- [Excerpted records]:

• • • • •

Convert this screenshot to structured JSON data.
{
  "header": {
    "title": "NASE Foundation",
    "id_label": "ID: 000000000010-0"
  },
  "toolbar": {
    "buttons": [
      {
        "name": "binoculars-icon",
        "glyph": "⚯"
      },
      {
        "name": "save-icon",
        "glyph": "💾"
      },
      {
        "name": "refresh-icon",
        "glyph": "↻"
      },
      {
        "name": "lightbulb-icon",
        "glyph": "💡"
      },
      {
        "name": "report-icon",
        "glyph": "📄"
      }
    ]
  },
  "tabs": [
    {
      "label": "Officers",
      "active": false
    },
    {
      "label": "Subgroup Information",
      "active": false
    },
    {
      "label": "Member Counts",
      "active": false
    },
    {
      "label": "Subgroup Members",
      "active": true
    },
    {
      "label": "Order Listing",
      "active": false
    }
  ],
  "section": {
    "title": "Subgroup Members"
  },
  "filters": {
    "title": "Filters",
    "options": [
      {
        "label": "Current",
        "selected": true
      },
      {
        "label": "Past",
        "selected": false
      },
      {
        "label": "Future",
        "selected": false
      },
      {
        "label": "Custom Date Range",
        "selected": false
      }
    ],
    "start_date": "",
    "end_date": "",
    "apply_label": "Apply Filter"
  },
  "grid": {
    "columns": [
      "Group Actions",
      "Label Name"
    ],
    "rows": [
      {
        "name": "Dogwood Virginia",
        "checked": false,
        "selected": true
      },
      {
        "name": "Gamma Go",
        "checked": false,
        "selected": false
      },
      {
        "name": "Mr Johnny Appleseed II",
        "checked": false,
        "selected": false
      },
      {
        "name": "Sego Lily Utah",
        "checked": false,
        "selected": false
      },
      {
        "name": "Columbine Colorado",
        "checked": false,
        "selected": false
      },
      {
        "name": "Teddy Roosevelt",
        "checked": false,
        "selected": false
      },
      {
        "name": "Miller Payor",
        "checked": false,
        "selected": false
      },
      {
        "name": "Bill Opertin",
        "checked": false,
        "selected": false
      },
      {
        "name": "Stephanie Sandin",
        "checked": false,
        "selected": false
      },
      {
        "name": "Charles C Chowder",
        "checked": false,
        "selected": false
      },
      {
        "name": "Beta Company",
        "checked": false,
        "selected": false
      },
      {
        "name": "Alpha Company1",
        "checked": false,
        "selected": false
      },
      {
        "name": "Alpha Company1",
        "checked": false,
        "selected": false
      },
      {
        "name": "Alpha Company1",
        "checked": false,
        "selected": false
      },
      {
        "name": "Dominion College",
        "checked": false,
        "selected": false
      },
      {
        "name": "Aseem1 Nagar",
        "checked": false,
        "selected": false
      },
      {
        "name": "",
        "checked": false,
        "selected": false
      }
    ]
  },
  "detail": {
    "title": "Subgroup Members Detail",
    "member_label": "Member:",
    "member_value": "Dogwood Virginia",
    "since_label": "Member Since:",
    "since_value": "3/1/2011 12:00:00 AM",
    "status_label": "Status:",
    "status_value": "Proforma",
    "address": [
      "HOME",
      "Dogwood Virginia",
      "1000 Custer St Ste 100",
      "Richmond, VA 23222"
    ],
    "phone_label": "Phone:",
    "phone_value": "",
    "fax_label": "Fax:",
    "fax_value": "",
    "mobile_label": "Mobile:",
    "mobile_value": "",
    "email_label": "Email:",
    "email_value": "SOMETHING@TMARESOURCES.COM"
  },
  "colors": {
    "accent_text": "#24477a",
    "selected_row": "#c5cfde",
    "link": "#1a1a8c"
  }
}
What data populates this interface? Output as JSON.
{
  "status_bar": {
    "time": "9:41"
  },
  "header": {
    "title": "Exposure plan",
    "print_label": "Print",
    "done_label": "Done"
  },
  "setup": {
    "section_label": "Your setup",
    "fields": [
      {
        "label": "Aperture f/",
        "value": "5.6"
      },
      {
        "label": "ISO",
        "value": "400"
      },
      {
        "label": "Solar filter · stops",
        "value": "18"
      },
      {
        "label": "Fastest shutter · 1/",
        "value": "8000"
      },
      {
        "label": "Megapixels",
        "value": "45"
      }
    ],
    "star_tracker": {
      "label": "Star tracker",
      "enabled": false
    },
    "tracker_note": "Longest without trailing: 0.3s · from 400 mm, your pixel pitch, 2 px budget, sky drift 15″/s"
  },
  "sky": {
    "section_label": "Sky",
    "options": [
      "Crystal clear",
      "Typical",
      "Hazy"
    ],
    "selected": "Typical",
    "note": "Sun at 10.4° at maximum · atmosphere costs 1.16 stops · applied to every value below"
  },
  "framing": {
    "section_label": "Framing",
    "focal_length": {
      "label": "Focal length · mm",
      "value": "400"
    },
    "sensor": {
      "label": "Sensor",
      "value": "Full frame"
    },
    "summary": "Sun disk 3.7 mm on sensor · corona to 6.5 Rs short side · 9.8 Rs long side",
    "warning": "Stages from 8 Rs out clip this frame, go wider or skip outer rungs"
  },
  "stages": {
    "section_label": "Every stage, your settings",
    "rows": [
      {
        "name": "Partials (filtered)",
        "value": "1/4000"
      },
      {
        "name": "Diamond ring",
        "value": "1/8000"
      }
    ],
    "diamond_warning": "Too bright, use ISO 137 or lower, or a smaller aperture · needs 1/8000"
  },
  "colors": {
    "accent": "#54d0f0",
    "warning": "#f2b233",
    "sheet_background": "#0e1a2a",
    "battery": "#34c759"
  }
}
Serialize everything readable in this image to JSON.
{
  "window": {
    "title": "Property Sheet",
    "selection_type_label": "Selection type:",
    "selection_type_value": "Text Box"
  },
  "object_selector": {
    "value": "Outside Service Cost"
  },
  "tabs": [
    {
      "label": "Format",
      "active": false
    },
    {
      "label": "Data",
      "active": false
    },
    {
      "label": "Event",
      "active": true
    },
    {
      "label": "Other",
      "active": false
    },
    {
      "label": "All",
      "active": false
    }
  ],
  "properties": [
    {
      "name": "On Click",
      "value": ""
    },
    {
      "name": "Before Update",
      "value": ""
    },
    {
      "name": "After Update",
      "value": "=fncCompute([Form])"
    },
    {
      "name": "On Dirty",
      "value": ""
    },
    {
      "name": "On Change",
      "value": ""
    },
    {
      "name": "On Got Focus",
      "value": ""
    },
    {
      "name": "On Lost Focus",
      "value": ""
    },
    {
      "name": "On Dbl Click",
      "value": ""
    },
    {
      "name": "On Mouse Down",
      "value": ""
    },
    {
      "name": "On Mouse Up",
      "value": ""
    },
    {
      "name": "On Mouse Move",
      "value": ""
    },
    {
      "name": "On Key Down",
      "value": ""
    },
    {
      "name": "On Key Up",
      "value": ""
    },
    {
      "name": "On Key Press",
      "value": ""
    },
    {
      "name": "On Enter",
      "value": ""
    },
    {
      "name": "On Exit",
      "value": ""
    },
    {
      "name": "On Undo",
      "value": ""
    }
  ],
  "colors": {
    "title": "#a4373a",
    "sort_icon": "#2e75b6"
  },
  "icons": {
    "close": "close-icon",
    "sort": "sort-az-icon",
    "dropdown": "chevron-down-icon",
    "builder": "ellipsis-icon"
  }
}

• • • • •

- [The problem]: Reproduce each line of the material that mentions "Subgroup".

- [Task solution]:
      "label": "Subgroup Information",
      "label": "Subgroup Members",
    "title": "Subgroup Members"
    "title": "Subgroup Members Detail",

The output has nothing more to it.